• [ABOUT THIS TASK] Please work out how many of the lines below include "level". Only the number should be given.

• [AVAILABLE DATA]
*** Begin section ***
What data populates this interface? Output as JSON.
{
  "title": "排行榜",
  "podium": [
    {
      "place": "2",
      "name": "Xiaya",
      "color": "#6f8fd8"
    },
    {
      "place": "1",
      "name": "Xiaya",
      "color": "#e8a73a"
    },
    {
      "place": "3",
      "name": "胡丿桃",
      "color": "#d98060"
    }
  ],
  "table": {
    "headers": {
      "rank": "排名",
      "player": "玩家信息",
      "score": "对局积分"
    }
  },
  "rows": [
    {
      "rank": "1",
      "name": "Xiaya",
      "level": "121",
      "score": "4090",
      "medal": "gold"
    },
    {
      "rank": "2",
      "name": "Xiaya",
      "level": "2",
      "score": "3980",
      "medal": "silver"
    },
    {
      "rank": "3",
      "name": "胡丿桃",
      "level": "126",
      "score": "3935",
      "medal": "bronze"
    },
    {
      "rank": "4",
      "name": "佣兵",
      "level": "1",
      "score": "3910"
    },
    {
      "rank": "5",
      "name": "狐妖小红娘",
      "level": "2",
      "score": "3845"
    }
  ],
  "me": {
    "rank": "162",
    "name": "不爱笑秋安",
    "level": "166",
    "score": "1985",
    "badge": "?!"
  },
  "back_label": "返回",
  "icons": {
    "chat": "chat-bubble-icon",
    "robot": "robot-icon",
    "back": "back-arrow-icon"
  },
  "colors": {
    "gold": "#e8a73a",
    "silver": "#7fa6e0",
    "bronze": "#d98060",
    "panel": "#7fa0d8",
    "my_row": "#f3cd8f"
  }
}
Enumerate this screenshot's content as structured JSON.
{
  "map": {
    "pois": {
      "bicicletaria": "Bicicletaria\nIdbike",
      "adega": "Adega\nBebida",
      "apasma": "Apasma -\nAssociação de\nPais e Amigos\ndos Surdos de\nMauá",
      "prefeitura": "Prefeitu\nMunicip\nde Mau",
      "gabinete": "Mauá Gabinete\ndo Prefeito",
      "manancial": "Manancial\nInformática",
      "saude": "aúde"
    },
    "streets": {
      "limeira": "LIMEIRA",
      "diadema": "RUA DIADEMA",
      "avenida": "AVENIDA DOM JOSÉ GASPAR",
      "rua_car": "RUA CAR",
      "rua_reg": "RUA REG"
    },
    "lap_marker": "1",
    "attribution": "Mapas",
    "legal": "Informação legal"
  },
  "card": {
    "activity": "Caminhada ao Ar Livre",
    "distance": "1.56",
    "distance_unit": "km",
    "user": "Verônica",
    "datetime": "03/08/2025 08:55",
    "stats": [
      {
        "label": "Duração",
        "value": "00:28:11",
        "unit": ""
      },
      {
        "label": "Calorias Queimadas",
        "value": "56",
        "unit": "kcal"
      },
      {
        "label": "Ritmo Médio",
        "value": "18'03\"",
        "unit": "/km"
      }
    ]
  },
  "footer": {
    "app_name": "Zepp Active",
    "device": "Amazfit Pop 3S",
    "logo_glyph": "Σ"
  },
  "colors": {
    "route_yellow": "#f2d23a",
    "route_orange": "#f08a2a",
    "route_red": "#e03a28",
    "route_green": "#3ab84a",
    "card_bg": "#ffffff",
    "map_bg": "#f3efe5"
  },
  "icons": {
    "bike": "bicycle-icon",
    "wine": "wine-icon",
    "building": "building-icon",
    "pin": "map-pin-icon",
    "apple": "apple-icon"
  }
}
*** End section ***
• [REPLY] 6